━━━ Data for review ━━━

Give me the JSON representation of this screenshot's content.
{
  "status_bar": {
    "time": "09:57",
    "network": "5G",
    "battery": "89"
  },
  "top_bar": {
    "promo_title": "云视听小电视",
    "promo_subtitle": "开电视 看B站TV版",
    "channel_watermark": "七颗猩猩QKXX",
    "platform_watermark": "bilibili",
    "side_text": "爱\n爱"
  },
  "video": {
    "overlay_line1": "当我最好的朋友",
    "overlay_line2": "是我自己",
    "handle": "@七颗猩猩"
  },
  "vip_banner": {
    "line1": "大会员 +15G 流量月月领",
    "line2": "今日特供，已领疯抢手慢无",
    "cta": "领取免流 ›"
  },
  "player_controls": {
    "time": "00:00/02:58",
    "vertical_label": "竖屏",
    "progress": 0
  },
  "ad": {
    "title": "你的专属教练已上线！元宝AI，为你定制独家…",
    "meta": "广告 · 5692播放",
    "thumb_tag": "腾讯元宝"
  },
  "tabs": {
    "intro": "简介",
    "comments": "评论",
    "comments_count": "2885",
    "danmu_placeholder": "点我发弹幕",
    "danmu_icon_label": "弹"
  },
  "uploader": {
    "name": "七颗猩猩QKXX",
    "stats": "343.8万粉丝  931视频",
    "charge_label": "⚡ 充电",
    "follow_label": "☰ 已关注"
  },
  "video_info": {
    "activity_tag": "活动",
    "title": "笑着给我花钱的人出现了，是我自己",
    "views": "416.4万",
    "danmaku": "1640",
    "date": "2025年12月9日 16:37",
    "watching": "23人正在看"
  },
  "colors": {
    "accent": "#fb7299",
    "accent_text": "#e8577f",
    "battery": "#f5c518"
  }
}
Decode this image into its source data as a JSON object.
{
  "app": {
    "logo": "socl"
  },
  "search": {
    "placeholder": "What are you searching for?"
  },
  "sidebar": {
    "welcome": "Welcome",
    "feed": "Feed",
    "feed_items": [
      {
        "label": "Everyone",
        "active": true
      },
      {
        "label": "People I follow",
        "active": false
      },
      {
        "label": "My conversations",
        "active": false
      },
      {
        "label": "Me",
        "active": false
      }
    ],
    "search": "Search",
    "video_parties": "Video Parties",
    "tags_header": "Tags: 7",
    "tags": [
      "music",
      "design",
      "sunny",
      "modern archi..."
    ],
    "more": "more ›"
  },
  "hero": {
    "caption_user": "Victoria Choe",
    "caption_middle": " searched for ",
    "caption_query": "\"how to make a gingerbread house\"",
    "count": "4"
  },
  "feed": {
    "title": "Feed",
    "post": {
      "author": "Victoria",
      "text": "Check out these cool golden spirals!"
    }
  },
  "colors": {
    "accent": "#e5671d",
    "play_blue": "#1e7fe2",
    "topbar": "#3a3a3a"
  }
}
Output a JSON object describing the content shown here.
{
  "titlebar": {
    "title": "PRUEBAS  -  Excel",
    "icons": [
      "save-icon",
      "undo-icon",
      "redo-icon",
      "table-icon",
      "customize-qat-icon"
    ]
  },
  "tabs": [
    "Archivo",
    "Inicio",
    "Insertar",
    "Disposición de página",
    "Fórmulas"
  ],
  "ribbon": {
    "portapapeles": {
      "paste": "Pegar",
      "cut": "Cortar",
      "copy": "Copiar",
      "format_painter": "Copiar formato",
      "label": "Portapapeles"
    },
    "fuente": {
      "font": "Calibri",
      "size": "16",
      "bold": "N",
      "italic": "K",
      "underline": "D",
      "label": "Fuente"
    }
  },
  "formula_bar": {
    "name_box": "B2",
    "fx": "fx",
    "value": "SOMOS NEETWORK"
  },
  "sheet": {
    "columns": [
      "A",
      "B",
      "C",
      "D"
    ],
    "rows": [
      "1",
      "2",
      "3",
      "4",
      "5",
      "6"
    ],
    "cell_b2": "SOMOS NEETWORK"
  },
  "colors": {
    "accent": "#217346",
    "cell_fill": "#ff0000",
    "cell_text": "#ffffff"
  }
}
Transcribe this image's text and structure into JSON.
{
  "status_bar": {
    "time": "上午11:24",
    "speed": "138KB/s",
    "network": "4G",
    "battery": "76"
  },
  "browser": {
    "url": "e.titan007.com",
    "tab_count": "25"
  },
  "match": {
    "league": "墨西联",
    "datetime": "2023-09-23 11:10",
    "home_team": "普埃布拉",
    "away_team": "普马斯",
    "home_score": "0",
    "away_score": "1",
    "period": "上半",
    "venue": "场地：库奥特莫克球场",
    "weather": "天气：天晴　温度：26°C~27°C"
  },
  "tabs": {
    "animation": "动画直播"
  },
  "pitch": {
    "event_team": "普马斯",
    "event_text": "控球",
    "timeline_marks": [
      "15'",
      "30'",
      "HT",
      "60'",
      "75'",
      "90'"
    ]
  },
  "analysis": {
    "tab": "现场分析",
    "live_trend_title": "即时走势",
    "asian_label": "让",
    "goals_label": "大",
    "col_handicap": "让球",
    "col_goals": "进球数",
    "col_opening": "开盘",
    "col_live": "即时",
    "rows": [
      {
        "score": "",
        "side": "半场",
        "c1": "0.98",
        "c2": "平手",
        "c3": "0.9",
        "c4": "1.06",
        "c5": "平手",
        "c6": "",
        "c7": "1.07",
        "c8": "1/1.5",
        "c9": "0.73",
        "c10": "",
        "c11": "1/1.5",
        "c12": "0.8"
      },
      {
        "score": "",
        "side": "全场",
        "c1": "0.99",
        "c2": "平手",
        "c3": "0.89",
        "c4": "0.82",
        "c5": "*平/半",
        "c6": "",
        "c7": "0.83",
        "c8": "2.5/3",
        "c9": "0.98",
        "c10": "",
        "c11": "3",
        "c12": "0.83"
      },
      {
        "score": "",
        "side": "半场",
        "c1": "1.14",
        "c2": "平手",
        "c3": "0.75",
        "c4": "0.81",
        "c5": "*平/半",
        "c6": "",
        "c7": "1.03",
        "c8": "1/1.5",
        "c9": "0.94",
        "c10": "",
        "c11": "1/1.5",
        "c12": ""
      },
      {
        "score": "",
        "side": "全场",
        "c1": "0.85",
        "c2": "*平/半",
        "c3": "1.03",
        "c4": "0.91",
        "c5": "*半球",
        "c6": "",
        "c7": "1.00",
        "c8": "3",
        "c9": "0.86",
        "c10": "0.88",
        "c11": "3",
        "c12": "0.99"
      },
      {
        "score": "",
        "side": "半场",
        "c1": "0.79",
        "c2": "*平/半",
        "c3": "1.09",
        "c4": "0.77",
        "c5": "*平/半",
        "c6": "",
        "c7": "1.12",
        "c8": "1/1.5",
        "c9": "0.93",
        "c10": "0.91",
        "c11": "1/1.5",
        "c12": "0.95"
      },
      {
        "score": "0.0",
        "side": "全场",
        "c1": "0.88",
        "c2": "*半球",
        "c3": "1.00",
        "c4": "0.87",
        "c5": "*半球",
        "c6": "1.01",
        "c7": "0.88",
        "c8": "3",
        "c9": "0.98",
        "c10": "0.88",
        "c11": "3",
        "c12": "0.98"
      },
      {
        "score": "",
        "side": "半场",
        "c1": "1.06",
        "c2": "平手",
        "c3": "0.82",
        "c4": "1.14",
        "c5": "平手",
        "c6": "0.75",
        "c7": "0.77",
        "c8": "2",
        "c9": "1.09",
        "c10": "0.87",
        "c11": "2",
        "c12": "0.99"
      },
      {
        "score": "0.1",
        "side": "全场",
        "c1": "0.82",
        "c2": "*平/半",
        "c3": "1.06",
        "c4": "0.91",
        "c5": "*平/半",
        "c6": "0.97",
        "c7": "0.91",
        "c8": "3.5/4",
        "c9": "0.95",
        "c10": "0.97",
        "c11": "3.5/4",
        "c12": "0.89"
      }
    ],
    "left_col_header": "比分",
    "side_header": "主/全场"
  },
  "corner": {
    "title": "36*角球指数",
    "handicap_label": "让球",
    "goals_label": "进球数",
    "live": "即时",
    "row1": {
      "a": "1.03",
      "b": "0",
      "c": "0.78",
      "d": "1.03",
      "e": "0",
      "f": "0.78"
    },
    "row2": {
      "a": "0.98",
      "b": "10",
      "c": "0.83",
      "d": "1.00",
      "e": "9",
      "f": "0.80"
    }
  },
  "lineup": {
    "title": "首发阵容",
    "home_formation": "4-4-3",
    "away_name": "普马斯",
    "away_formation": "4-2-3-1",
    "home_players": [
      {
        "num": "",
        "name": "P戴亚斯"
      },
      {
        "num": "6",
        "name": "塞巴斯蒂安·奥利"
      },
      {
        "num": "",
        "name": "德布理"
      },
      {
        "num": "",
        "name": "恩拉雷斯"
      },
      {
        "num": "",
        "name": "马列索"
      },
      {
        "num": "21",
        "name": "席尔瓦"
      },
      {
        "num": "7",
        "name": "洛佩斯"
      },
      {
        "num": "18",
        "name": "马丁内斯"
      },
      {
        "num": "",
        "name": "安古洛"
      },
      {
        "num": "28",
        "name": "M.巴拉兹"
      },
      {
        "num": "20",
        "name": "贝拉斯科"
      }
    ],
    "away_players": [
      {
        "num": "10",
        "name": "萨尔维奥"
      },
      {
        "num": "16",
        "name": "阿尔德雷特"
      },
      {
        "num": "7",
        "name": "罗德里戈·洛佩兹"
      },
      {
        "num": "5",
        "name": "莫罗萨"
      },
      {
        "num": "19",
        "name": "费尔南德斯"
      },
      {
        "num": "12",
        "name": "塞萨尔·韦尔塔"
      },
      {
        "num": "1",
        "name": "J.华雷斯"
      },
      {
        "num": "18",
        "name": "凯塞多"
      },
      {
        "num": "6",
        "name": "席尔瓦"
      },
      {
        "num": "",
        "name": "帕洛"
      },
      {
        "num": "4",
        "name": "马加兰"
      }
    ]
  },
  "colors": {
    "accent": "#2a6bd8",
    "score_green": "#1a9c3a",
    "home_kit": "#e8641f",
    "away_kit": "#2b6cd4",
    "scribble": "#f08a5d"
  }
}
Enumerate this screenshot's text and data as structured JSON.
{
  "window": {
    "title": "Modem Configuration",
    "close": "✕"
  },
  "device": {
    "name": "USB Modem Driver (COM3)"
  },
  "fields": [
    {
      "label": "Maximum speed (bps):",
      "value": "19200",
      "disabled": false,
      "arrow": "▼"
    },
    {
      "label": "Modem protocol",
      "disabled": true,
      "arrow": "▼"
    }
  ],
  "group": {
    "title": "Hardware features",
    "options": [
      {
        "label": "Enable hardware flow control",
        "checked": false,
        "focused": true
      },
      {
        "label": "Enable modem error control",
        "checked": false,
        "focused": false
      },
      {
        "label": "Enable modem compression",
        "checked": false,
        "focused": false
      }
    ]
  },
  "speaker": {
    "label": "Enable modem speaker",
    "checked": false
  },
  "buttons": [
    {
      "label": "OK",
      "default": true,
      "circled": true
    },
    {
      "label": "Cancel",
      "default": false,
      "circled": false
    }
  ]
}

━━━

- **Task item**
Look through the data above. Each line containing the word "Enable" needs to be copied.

- **Solution**
        "label": "Enable hardware flow control",
        "label": "Enable modem error control",
        "label": "Enable modem compression",
    "label": "Enable modem speaker",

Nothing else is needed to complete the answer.